[Recorded data]
┏━━

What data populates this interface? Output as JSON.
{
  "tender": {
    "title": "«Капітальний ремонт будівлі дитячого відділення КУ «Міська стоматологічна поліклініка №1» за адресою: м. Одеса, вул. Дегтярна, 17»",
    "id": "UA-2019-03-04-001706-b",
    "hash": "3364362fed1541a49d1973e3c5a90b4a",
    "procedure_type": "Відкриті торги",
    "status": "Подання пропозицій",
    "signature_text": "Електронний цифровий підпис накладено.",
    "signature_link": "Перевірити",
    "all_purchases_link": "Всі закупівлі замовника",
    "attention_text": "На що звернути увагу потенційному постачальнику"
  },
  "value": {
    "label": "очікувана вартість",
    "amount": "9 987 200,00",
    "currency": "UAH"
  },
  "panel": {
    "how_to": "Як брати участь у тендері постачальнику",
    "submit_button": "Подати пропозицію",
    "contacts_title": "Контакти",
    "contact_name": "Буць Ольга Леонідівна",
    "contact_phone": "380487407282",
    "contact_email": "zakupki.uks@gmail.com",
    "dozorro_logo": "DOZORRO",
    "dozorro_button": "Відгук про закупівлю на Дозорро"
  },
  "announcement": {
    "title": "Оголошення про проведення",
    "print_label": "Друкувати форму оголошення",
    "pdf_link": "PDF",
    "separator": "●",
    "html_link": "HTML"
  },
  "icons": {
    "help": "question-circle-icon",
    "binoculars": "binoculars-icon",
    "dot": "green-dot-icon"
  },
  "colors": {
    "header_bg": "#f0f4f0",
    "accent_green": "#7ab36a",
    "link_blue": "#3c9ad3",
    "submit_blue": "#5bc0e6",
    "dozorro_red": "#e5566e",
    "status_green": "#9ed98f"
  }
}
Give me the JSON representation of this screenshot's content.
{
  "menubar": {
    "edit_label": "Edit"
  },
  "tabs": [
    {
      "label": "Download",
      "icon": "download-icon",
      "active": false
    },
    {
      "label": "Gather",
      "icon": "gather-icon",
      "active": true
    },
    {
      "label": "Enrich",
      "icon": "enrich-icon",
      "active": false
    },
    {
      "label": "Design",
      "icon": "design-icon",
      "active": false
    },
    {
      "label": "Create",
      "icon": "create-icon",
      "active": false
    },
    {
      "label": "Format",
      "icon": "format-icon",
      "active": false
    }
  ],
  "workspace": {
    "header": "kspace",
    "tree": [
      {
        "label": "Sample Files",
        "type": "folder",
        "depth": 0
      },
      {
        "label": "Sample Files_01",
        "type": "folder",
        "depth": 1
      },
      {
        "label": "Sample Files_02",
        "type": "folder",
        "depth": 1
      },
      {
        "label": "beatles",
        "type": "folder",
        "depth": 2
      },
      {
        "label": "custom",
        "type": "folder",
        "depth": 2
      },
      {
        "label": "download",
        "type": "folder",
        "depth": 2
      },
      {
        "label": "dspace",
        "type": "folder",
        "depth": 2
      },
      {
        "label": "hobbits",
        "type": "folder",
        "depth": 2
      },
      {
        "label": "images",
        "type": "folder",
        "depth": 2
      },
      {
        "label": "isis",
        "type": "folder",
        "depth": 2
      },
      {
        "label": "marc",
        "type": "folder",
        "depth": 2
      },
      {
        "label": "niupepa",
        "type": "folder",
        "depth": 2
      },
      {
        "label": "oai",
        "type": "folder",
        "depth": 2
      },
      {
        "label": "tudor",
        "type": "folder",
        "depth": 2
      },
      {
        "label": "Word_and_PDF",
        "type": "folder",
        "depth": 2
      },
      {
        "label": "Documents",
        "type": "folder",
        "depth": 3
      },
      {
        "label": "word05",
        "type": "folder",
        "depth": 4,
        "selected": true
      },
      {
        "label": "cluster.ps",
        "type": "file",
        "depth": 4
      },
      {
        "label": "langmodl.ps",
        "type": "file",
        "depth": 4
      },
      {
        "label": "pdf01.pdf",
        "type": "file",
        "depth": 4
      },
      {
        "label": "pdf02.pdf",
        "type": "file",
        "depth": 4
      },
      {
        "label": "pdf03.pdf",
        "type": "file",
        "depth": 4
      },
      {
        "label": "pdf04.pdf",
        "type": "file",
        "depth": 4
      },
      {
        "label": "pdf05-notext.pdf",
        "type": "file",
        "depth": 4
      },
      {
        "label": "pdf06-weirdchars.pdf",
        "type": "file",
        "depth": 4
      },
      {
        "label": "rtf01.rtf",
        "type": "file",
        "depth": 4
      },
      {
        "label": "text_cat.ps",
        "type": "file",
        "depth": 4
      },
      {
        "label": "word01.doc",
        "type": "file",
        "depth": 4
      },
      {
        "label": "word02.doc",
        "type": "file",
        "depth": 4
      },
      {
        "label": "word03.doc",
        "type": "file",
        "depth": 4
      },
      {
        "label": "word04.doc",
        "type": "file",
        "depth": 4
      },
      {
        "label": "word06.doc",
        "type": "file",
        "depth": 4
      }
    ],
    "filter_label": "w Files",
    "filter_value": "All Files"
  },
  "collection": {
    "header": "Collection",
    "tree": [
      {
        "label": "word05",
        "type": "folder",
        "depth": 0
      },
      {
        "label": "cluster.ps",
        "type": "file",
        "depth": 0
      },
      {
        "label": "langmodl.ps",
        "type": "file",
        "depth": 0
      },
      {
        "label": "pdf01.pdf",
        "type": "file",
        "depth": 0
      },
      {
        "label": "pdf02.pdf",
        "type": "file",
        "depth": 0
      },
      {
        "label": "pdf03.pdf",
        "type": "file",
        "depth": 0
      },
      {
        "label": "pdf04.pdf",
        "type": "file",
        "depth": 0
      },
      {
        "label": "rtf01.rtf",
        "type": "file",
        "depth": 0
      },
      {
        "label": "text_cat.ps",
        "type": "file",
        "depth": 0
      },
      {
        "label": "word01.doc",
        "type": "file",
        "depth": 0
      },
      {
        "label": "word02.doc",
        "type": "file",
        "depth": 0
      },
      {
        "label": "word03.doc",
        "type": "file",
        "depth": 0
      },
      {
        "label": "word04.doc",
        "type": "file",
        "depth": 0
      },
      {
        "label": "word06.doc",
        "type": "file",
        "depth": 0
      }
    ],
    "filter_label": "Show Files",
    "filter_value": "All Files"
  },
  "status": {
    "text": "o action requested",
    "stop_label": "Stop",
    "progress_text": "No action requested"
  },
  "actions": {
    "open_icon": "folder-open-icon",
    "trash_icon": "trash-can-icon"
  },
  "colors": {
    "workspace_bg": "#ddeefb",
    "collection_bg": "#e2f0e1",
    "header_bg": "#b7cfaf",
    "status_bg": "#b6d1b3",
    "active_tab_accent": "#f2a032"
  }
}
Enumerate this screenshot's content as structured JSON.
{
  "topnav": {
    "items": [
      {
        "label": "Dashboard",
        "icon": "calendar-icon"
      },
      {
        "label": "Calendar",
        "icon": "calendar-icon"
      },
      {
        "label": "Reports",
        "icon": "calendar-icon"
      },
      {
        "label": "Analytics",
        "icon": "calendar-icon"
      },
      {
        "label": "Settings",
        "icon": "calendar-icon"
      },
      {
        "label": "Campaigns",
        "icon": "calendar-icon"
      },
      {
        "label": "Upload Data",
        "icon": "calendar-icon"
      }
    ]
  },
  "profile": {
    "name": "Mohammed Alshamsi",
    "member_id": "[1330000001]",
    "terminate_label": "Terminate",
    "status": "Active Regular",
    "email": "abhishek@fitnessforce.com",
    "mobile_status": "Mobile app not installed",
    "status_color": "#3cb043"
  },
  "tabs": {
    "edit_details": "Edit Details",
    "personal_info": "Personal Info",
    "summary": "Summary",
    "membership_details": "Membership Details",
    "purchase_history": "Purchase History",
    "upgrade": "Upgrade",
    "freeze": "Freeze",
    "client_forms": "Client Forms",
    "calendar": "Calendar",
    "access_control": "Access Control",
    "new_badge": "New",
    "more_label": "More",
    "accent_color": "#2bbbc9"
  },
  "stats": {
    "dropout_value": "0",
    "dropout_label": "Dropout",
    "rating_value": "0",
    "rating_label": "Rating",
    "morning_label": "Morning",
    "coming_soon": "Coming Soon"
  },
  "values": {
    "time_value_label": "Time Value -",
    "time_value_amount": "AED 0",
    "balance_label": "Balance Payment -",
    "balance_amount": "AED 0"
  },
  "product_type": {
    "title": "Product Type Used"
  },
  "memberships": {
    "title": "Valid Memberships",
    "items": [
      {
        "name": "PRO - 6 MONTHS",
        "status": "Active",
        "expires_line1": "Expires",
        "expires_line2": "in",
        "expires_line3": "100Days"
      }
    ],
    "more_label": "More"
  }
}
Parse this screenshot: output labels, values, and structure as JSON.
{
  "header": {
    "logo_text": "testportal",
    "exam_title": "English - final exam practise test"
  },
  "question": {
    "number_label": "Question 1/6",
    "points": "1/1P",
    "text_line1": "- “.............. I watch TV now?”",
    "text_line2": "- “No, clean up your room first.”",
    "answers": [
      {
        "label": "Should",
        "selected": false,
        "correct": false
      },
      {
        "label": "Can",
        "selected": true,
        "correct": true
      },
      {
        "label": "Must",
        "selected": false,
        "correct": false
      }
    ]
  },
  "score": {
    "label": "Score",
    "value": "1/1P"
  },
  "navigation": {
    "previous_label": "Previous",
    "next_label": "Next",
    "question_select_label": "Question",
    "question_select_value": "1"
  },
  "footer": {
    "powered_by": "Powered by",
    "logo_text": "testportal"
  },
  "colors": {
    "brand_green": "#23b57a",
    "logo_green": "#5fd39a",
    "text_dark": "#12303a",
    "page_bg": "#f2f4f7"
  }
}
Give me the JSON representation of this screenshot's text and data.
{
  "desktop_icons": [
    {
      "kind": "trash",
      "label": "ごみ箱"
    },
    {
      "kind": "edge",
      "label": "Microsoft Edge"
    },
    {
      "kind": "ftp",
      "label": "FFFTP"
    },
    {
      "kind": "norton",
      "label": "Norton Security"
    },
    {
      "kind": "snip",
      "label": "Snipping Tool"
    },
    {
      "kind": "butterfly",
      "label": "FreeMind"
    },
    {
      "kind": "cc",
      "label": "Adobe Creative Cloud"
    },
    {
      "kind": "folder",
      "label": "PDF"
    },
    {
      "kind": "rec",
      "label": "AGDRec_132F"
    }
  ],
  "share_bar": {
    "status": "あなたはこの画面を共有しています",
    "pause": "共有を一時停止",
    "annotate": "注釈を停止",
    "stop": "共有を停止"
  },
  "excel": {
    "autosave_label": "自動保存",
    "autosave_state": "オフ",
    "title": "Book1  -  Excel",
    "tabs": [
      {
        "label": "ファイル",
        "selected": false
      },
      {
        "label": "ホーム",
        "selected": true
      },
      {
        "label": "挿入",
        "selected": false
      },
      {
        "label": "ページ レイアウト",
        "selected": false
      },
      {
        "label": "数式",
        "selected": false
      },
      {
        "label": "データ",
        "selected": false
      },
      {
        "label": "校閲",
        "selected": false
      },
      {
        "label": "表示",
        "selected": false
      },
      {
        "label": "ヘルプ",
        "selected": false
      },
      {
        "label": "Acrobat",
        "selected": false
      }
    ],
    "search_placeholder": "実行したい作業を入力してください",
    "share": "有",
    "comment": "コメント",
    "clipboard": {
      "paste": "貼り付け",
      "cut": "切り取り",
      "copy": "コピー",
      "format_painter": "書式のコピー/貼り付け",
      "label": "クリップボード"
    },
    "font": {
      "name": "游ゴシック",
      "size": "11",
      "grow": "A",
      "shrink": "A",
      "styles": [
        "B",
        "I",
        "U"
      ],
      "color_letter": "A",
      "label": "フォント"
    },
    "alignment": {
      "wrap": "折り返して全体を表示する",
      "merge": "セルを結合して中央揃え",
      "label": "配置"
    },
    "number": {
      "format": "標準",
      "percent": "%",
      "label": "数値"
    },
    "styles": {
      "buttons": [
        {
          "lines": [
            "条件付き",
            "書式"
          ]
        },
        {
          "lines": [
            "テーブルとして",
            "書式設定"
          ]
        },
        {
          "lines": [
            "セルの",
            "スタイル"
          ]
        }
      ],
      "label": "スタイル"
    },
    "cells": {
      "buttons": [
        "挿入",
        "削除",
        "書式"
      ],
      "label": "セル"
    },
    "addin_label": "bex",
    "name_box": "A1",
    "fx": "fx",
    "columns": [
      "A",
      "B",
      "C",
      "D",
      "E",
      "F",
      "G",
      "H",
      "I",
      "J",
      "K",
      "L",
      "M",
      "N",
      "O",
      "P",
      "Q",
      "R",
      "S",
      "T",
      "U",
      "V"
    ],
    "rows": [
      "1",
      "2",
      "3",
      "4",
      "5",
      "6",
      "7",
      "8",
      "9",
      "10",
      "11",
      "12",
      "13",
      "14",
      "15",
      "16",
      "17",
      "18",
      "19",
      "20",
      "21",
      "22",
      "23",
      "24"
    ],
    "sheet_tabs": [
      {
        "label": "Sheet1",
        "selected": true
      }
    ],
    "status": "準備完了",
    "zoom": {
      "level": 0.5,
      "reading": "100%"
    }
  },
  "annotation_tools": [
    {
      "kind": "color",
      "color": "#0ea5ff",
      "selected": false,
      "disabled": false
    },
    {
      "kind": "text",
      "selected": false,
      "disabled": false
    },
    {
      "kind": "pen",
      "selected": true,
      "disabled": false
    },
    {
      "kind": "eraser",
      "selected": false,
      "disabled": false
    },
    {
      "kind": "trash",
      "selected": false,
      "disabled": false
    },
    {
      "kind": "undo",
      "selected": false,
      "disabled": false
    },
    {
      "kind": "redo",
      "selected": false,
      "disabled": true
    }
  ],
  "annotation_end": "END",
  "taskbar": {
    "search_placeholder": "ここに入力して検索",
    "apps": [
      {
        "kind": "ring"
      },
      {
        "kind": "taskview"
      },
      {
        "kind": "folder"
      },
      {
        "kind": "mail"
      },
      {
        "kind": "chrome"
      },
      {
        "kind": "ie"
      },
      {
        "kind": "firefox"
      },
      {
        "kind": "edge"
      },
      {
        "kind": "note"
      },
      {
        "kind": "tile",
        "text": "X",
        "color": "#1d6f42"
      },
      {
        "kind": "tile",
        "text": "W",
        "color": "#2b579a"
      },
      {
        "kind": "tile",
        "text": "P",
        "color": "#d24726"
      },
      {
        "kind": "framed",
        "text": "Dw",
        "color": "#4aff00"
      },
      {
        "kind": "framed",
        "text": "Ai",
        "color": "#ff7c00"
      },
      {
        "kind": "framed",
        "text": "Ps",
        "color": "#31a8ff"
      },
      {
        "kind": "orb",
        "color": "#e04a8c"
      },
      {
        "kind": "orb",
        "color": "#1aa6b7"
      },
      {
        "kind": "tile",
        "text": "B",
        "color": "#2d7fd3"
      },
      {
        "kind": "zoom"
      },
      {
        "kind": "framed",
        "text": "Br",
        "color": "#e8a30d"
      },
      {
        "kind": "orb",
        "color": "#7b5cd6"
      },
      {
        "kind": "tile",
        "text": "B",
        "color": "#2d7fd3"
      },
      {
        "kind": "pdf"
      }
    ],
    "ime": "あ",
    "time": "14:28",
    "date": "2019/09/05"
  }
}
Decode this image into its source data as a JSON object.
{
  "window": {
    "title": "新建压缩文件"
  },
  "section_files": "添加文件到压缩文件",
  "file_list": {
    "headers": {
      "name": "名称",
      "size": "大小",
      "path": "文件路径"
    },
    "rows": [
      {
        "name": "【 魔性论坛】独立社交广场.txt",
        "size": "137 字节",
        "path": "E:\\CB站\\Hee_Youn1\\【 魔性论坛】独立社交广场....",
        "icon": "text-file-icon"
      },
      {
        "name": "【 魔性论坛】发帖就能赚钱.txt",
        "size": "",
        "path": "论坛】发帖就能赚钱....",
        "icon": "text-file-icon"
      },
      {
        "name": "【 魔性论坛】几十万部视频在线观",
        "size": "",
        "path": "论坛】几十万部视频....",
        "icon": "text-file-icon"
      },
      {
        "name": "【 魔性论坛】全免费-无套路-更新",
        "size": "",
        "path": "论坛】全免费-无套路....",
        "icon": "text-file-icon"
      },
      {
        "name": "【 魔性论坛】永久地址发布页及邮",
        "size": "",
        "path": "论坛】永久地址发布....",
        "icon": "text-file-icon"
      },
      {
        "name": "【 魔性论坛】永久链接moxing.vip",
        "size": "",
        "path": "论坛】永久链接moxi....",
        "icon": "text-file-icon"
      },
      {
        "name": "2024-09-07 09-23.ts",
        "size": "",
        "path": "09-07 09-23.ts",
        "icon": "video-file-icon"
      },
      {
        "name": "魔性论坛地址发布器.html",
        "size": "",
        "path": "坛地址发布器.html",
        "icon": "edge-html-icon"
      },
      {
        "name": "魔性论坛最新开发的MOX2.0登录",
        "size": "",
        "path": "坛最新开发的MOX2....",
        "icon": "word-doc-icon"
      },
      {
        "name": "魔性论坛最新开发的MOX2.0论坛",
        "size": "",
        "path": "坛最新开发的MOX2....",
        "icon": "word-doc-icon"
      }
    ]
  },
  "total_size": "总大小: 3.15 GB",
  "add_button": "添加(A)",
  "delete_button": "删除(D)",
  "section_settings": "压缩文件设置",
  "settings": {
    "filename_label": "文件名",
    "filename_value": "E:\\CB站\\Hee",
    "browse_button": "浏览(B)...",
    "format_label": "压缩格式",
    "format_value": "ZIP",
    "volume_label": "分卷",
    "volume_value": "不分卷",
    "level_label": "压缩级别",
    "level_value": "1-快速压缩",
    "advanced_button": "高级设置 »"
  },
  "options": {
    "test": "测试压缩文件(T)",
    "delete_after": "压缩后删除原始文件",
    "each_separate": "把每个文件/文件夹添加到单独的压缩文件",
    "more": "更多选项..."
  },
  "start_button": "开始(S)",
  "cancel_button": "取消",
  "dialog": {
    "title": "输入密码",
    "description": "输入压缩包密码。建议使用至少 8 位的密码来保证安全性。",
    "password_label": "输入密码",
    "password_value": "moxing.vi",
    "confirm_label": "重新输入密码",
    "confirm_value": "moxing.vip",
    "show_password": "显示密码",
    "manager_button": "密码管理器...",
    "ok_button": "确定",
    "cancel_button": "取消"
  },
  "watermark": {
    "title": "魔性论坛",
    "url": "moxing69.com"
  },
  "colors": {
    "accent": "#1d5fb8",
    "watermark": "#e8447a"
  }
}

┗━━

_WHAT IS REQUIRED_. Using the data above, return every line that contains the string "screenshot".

_OUTPUT OF THE TASK_.
Give me the JSON representation of this screenshot's content.
Enumerate this screenshot's content as structured JSON.
Parse this screenshot: output labels, values, and structure as JSON.
Give me the JSON representation of this screenshot's text and data.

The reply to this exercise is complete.